This post was written on December 22nd, but for some reason my ISP decided to take some time off. Here is the belated post.
Last night a small group of very good friends threw a small get-together for my deployment. It was a quiet gathering. Salad, chili, cake, coffee, and soda. I went to bed thanking God for these friends. While I am going alone, I am not alone. How in the hell I deserve such good people to call me their friend is beyond me. To have a group of people who are so lovely come together to tell me that they want me to be safe, that they support me in this, whether or not they support the Global War on Terror, is indescribably wonderful.
Today was my last day at my civilian job for the next 16 months or so. My co-workers got me a cake with a flag on it, and the words, "Thank you for your service and loyalty." I nearly cried. They are also incredibly supportive. More lovely people.
The deeper I get into this, the more amazed I am that it just seems sort of... normal. It just doesn't seem like that big a deal to me, even though it is. In a way, it feels no different than going to an Army school. I don't know if that is the sense of unreality, or if it is a calm acceptance, or if it is some strange form of denial.
I guess that when I tell my kids, it will become a bit more stressful. I am concerned about their reaction, but I have no choice at this point. I love my kids so very much, and this whole thing has been a balancing act. I believe that this separation has a purpose. I believe that it is honorable. I hope that they are able to find a sense of purpose and a sense of pride and duty in all of this.
I hope that I never lose mine. I pray that I never lose mine.
I also pray that I do not allow hatred to creep into my heart. We (my Tulai, or Afghan company) will almost certainly have to kill. I may very well have to kill by my own hand. I am prepared for that, but I do not want to do it with hatred. Anger, yes. Purpose, yes. Prejudice, yes. Hatred; pure, vile hatred... no. Please, no.
How can a man write that if he has to kill, he wants to kill out of love? I love my children. I love my friends. I love this country, and I love the Constitution. I will come to love the LT, and I will come to love the men of the Afghan Tulai that we are assigned to. We have many differences, but we have some strong similarities. We are Soldiers. We are Soldiers for a reason. If I have to kill, I want to kill for them, not because I hate anyone so deeply.

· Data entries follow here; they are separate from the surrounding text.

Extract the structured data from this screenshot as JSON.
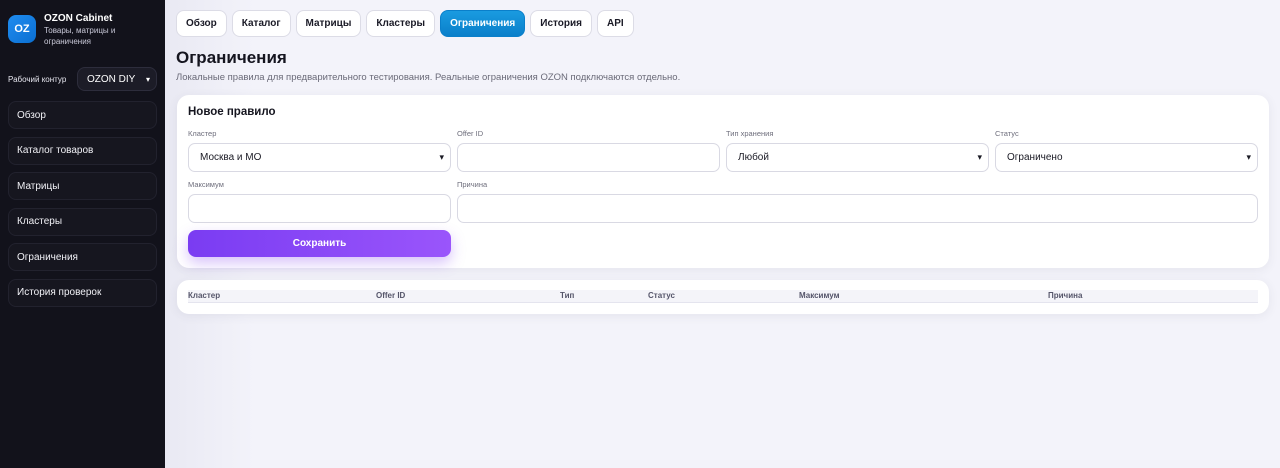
{
  "brand": {
    "logo": "OZ",
    "title": "OZON Cabinet",
    "subtitle": "Товары, матрицы и ограничения"
  },
  "workspace": {
    "label": "Рабочий контур",
    "selected": "OZON DIY"
  },
  "sidebar": {
    "items": [
      {
        "label": "Обзор"
      },
      {
        "label": "Каталог товаров"
      },
      {
        "label": "Матрицы"
      },
      {
        "label": "Кластеры"
      },
      {
        "label": "Ограничения"
      },
      {
        "label": "История проверок"
      }
    ]
  },
  "tabs": [
    {
      "label": "Обзор",
      "active": false
    },
    {
      "label": "Каталог",
      "active": false
    },
    {
      "label": "Матрицы",
      "active": false
    },
    {
      "label": "Кластеры",
      "active": false
    },
    {
      "label": "Ограничения",
      "active": true
    },
    {
      "label": "История",
      "active": false
    },
    {
      "label": "API",
      "active": false
    }
  ],
  "page": {
    "title": "Ограничения",
    "description": "Локальные правила для предварительного тестирования. Реальные ограничения OZON подключаются отдельно."
  },
  "form": {
    "title": "Новое правило",
    "cluster": {
      "label": "Кластер",
      "value": "Москва и МО"
    },
    "offer_id": {
      "label": "Offer ID",
      "value": ""
    },
    "storage_type": {
      "label": "Тип хранения",
      "value": "Любой"
    },
    "status": {
      "label": "Статус",
      "value": "Ограничено"
    },
    "maximum": {
      "label": "Максимум",
      "value": ""
    },
    "reason": {
      "label": "Причина",
      "value": ""
    },
    "save_label": "Сохранить"
  },
  "table": {
    "columns": [
      "Кластер",
      "Offer ID",
      "Тип",
      "Статус",
      "Максимум",
      "Причина"
    ],
    "rows": []
  },
  "colors": {
    "sidebar_bg": "#12121b",
    "accent_tab": "#0a7fca",
    "save_button": "#8a48f7"
  }
}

The Afghans have been described as warrior-poets. I very good friend of mine defined me years ago as a warrior-sage. I think that he was meaning something along the lines of warrior-poet. More common ground. There is a different kind of animal inside of us that cannot be fathomed by those who do not harbor a similar beast. Occasionally, someone will ask a question that is responded to by the warrior spirit, and they glimpse it. It confuses them, because they know that I am a gentleman in my dealings with my fellow civilians. I have seen the realization in their eyes that they are glimpsing something that they didn't know was there. I have seen flashes of something like what you might see when someone suddenly realizes that you're insane, and flashes of other signals of discomfort. The warrior is a conundrum to those who do not have that seed inside. There are lots of those who do, though. Plenty of them are women. Not all of those who have the warrior spirit are able to do anything with it, to exercise the beast. Note that I did not say exorcise. That beast will readily feed on hatred, if you feed it some. The sheepdog can become a wolf.
Hatred is a disease that rots the soul like a flesh-eating bacteria. I will carefully monitor myself to watch for the signs of hatred. How I will counter them if I detect them, I don't know.
As the charges against the four Marines of Haditha demonstrate, Soldiers in combat risk not only the loss of their lives and limbs, but the wounding or loss of their souls as well. Hatred is the bullet that wounds the soul. Hatred is what drives our enemies, and we must fight them with our souls intact. That doesn't mean to fight them lightly or gently. I know that sounds contradictory, but my warfighting needs to be cerebral, focused, and violent as hell when required.
I'm sure there will be casualties. I don't want to be one of them.
I can feel the transition from my daily civilian life to the focus of the warrior. These next two weeks will be a daily movement in that direction, and things will seem even "realer."
Tomorrow will not be one of them. Tomorrow I will Christmas shop and think of my family. Tomorrow I will be a mall-warrior along with my countrymen and women, who will have no idea as I pass among them how different my life will be soon, or what the kids I am buying toys for will go through soon after they open those gifts. I feel like a specter passing among the living, seen but not recognized for what I hold within.
It is as it should be.